• **Task requirements**:
Take every line from the entries below that includes the word "true" and copy it.

-- Data to process follows --

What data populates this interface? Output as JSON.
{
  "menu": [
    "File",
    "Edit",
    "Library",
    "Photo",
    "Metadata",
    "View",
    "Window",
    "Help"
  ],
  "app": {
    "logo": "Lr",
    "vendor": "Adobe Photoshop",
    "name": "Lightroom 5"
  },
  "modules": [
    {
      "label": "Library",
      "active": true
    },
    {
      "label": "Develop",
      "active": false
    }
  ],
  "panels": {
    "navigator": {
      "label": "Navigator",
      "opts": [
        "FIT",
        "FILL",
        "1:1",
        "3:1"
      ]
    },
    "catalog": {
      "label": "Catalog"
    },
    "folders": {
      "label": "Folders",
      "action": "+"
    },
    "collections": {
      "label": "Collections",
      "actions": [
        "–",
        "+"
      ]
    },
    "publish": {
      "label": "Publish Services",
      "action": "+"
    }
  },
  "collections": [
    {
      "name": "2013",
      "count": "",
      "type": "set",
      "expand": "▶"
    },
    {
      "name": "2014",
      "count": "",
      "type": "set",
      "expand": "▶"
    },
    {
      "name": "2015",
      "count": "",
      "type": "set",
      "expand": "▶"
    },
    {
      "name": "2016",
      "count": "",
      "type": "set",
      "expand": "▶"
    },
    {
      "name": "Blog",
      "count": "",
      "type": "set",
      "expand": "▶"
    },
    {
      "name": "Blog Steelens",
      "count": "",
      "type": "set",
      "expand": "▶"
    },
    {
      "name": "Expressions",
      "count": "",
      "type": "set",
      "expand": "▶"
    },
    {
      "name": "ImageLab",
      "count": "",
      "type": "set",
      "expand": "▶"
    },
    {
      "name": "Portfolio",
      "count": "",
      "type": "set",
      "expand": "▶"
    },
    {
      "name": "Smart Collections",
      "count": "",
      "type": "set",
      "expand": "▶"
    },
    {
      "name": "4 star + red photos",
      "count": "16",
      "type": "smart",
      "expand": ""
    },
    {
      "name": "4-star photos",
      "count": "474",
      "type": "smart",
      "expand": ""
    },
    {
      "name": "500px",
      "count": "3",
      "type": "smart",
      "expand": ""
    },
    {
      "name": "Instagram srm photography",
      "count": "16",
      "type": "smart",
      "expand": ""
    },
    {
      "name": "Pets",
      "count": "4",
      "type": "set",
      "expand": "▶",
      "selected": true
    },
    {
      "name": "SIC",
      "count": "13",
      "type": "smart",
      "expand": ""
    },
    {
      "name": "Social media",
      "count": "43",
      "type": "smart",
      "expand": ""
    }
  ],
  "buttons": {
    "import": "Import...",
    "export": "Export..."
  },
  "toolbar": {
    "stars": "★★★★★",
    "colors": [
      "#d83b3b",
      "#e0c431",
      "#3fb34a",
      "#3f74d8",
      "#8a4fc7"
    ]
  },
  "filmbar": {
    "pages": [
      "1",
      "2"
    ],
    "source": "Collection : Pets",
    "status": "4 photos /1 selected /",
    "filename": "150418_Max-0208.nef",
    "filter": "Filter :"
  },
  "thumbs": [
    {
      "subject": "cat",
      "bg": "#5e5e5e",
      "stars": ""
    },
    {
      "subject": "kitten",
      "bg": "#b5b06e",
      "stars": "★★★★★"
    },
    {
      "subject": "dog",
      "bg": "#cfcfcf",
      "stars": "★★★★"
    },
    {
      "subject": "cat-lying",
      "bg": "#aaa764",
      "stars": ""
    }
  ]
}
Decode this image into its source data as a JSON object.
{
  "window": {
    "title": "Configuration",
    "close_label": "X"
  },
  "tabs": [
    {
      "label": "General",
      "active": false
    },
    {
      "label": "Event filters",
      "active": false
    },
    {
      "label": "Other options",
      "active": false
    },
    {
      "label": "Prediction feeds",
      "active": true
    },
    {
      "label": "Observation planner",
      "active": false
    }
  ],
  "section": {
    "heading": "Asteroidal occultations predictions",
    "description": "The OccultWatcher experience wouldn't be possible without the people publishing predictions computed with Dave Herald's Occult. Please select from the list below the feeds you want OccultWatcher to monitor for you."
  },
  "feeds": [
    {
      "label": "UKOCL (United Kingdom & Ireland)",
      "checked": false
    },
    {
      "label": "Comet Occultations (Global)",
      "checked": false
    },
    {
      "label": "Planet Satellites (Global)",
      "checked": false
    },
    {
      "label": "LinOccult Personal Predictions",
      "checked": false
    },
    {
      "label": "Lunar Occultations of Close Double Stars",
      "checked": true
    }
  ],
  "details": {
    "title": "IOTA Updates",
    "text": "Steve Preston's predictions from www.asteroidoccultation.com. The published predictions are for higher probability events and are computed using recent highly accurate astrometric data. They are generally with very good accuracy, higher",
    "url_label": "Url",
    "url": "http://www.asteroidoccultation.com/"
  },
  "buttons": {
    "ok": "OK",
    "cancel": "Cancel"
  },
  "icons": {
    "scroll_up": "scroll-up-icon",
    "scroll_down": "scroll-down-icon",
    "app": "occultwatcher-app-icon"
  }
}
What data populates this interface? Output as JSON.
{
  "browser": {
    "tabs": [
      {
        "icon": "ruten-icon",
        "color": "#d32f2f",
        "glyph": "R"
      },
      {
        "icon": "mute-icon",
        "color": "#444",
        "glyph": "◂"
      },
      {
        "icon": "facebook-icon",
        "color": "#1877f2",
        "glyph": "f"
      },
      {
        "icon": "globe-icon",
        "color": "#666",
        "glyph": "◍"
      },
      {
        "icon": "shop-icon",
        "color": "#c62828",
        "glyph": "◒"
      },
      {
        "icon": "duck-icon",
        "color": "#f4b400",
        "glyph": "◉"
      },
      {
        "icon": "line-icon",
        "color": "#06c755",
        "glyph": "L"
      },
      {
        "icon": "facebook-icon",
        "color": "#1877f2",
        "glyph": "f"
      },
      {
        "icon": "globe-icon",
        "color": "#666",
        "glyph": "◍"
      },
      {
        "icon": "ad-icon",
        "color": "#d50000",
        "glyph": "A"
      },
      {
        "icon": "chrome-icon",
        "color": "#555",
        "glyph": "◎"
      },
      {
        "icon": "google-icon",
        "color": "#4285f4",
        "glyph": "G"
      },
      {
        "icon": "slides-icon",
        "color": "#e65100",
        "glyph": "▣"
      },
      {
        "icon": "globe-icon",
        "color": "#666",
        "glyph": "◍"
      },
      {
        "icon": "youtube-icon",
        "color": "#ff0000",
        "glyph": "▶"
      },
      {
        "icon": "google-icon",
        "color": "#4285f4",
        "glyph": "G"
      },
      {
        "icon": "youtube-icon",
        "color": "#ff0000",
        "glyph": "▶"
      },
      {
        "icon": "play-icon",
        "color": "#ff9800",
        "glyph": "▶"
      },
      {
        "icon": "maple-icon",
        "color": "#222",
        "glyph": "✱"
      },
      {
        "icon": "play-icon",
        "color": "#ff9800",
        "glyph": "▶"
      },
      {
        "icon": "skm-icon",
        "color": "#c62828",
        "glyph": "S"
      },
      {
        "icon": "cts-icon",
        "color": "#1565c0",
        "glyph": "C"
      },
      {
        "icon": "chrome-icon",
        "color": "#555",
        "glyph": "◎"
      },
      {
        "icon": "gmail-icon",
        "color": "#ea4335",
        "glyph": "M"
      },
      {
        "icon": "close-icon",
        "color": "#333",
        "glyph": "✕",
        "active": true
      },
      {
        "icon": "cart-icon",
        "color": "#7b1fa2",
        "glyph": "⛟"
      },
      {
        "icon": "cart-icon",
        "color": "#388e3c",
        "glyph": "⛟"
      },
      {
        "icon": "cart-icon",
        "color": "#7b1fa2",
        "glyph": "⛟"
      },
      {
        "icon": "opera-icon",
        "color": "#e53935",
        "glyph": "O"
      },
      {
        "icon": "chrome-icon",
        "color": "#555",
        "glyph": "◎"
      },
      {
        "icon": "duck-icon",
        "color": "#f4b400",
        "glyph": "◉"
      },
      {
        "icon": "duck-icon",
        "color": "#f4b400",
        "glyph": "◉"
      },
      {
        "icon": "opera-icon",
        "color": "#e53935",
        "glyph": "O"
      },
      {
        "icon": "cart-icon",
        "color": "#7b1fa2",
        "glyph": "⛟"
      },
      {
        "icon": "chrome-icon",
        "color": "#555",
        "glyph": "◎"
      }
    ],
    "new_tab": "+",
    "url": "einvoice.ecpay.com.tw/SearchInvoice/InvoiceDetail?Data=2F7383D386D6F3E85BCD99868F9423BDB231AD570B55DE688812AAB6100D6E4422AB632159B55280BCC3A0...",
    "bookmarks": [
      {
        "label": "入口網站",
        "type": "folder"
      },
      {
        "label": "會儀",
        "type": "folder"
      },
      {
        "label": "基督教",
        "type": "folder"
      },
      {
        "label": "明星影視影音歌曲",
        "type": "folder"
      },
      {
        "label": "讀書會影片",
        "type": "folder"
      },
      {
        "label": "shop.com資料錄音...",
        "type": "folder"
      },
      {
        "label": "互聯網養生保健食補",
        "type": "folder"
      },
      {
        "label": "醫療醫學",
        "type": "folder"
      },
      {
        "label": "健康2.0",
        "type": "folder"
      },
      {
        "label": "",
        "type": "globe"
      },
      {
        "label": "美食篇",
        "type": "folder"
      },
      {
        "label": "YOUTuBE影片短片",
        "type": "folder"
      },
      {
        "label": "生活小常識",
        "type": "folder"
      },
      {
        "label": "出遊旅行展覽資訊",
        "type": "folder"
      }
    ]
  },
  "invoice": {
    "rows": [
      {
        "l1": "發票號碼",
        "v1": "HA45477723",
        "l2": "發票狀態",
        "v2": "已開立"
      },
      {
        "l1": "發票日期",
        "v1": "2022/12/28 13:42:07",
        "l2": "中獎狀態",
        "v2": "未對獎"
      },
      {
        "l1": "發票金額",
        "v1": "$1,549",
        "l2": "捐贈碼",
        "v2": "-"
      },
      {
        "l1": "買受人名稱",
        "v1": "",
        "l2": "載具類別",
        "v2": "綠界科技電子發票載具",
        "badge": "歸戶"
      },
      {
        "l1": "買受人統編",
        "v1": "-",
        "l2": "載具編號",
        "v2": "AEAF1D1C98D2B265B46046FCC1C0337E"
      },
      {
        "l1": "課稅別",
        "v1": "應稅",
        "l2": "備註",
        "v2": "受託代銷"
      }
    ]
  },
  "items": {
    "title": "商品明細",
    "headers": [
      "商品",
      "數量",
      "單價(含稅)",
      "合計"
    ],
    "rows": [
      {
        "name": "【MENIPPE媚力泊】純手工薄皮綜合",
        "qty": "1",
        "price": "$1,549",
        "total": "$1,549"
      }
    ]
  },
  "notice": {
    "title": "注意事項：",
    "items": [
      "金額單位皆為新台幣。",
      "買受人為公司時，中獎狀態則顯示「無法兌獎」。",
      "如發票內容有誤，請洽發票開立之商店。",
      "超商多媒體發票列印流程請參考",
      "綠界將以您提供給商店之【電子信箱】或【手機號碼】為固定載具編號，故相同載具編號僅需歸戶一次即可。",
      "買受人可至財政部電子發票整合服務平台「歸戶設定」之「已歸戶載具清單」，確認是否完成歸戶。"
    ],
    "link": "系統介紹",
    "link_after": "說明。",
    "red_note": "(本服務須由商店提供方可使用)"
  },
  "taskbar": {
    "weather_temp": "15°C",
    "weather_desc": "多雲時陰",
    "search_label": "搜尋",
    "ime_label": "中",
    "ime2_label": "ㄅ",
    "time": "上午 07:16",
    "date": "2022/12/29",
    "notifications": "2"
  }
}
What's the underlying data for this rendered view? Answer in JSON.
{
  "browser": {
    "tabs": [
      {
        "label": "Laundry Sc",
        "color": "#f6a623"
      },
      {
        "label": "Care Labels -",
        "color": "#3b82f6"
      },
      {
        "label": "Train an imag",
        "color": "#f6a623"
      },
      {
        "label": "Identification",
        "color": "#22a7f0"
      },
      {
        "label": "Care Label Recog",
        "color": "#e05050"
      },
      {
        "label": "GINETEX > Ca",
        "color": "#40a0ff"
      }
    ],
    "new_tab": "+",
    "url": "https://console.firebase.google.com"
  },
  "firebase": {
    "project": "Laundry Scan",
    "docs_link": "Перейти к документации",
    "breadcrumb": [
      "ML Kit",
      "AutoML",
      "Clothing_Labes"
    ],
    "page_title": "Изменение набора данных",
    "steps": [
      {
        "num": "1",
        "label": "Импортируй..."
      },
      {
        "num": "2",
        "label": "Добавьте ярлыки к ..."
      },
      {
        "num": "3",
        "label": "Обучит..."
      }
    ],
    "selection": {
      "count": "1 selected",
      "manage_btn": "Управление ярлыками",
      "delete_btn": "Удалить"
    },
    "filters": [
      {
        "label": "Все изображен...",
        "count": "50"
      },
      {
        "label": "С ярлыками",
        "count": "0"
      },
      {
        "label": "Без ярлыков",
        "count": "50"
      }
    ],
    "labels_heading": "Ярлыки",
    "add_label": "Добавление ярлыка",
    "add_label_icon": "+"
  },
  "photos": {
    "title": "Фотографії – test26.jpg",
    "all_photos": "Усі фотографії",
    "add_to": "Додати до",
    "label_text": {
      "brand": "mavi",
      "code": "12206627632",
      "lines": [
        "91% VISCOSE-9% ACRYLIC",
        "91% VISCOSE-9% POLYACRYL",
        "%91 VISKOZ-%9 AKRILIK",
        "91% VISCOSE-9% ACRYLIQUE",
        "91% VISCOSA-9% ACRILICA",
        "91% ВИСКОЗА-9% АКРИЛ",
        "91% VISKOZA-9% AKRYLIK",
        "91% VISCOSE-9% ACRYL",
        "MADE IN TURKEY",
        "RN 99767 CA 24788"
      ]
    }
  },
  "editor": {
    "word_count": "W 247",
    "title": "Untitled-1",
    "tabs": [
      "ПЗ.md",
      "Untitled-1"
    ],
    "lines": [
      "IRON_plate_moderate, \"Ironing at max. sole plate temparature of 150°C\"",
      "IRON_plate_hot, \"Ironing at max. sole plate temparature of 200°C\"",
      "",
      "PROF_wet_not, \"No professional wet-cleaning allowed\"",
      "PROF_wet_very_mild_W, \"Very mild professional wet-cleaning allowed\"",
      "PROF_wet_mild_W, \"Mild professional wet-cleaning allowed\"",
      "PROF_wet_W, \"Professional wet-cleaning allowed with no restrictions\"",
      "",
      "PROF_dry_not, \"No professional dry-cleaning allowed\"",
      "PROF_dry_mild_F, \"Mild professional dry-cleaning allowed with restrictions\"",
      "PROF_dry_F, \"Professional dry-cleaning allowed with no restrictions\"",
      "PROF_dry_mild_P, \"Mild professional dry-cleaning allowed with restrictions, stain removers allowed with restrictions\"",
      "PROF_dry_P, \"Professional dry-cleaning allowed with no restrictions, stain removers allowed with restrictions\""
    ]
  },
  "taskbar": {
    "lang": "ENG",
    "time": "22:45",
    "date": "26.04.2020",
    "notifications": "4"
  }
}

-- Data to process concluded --

• **Result**:
      "active": true
      "selected": true
      "active": true
      "checked": true
        "active": true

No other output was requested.